Data about app and page elements
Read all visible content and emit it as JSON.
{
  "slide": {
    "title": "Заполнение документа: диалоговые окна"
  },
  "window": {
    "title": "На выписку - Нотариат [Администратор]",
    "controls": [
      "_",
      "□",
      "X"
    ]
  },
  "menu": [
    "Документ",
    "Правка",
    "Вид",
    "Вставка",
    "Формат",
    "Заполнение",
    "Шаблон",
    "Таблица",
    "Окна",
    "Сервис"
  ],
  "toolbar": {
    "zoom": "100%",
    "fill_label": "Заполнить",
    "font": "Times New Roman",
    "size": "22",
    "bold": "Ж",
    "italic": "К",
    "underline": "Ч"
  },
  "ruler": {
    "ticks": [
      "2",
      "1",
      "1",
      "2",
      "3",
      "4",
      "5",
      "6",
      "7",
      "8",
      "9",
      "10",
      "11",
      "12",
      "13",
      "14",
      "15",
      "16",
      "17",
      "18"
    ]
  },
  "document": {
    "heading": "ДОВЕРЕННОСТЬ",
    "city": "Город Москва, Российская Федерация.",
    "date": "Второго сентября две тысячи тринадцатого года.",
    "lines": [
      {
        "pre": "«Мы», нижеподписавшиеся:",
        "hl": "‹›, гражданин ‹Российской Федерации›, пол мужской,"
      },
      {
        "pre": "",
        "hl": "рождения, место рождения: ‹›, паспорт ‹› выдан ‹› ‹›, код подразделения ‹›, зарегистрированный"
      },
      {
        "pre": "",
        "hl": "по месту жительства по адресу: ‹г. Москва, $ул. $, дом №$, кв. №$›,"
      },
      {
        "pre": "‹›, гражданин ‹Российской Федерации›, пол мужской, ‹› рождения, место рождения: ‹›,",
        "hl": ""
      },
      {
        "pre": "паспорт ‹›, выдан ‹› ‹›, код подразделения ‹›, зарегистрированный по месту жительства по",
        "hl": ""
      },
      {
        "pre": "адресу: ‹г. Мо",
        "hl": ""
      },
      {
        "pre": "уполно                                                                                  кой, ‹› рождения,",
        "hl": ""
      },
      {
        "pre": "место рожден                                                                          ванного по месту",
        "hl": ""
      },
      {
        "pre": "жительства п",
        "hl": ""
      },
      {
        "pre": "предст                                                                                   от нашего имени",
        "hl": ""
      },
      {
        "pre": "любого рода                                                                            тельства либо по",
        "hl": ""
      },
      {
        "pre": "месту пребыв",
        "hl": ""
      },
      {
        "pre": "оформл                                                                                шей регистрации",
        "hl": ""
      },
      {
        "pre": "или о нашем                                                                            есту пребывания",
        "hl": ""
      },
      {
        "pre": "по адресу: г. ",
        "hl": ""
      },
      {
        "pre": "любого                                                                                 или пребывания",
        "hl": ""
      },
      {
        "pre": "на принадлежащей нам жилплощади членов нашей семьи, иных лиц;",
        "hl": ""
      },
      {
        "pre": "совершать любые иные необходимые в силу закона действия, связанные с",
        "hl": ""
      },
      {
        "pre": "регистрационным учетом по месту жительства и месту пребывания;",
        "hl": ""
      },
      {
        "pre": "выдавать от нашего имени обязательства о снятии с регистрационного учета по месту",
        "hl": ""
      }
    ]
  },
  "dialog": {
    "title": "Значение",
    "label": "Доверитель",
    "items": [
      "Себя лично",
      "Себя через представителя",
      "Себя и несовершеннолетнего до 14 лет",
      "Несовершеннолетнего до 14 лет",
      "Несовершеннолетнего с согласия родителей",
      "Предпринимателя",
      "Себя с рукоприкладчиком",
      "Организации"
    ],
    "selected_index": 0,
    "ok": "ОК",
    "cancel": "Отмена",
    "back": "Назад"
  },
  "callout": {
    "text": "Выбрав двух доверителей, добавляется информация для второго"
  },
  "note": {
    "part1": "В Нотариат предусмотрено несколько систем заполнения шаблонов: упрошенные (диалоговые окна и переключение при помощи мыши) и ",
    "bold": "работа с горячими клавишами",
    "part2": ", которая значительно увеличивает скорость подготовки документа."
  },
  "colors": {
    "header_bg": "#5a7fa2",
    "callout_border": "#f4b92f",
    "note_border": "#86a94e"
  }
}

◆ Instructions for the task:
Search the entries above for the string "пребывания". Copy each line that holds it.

◆ Solution to the exercise:
        "pre": "или о нашем                                                                            есту пребывания",
        "pre": "любого                                                                                 или пребывания",
        "pre": "регистрационным учетом по месту жительства и месту пребывания;",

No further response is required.